*** RECORD EXTRACTS ***

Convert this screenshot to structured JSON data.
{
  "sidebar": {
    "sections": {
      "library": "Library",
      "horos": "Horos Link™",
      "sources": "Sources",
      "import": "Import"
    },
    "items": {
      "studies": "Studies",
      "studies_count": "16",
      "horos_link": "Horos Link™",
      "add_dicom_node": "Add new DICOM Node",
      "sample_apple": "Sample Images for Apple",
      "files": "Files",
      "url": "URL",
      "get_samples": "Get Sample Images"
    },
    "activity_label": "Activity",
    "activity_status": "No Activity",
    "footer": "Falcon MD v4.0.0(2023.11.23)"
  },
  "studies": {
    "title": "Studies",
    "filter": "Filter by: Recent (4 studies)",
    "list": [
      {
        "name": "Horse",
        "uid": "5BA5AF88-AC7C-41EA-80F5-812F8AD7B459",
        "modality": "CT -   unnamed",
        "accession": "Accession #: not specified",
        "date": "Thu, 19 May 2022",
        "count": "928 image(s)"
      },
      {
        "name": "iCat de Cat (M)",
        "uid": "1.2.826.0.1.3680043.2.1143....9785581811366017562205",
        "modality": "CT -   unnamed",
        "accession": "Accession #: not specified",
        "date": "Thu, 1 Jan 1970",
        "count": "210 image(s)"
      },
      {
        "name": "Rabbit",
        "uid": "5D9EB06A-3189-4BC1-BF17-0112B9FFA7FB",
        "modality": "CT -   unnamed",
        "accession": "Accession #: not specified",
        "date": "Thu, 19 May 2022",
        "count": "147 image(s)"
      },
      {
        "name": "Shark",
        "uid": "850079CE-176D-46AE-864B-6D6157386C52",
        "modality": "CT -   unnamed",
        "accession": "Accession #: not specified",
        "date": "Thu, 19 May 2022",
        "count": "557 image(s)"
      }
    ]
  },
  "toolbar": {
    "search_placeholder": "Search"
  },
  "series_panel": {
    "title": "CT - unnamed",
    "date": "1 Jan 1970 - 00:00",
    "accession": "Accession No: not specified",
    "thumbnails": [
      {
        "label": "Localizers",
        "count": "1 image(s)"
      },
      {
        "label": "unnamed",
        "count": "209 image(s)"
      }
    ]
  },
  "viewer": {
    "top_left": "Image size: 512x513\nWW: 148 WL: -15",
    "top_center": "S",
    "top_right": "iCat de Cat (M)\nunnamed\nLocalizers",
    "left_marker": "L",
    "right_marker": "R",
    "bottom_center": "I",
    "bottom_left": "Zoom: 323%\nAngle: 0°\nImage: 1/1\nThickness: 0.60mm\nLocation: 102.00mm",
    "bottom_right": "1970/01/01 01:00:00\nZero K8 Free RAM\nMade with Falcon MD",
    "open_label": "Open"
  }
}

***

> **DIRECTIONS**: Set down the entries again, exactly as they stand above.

> **RESPONSE TO THIS EXERCISE**:
Convert this screenshot to structured JSON data.
{
  "sidebar": {
    "sections": {
      "library": "Library",
      "horos": "Horos Link™",
      "sources": "Sources",
      "import": "Import"
    },
    "items": {
      "studies": "Studies",
      "studies_count": "16",
      "horos_link": "Horos Link™",
      "add_dicom_node": "Add new DICOM Node",
      "sample_apple": "Sample Images for Apple",
      "files": "Files",
      "url": "URL",
      "get_samples": "Get Sample Images"
    },
    "activity_label": "Activity",
    "activity_status": "No Activity",
    "footer": "Falcon MD v4.0.0(2023.11.23)"
  },
  "studies": {
    "title": "Studies",
    "filter": "Filter by: Recent (4 studies)",
    "list": [
      {
        "name": "Horse",
        "uid": "5BA5AF88-AC7C-41EA-80F5-812F8AD7B459",
        "modality": "CT -   unnamed",
        "accession": "Accession #: not specified",
        "date": "Thu, 19 May 2022",
        "count": "928 image(s)"
      },
      {
        "name": "iCat de Cat (M)",
        "uid": "1.2.826.0.1.3680043.2.1143....9785581811366017562205",
        "modality": "CT -   unnamed",
        "accession": "Accession #: not specified",
        "date": "Thu, 1 Jan 1970",
        "count": "210 image(s)"
      },
      {
        "name": "Rabbit",
        "uid": "5D9EB06A-3189-4BC1-BF17-0112B9FFA7FB",
        "modality": "CT -   unnamed",
        "accession": "Accession #: not specified",
        "date": "Thu, 19 May 2022",
        "count": "147 image(s)"
      },
      {
        "name": "Shark",
        "uid": "850079CE-176D-46AE-864B-6D6157386C52",
        "modality": "CT -   unnamed",
        "accession": "Accession #: not specified",
        "date": "Thu, 19 May 2022",
        "count": "557 image(s)"
      }
    ]
  },
  "toolbar": {
    "search_placeholder": "Search"
  },
  "series_panel": {
    "title": "CT - unnamed",
    "date": "1 Jan 1970 - 00:00",
    "accession": "Accession No: not specified",
    "thumbnails": [
      {
        "label": "Localizers",
        "count": "1 image(s)"
      },
      {
        "label": "unnamed",
        "count": "209 image(s)"
      }
    ]
  },
  "viewer": {
    "top_left": "Image size: 512x513\nWW: 148 WL: -15",
    "top_center": "S",
    "top_right": "iCat de Cat (M)\nunnamed\nLocalizers",
    "left_marker": "L",
    "right_marker": "R",
    "bottom_center": "I",
    "bottom_left": "Zoom: 323%\nAngle: 0°\nImage: 1/1\nThickness: 0.60mm\nLocation: 102.00mm",
    "bottom_right": "1970/01/01 01:00:00\nZero K8 Free RAM\nMade with Falcon MD",
    "open_label": "Open"
  }
}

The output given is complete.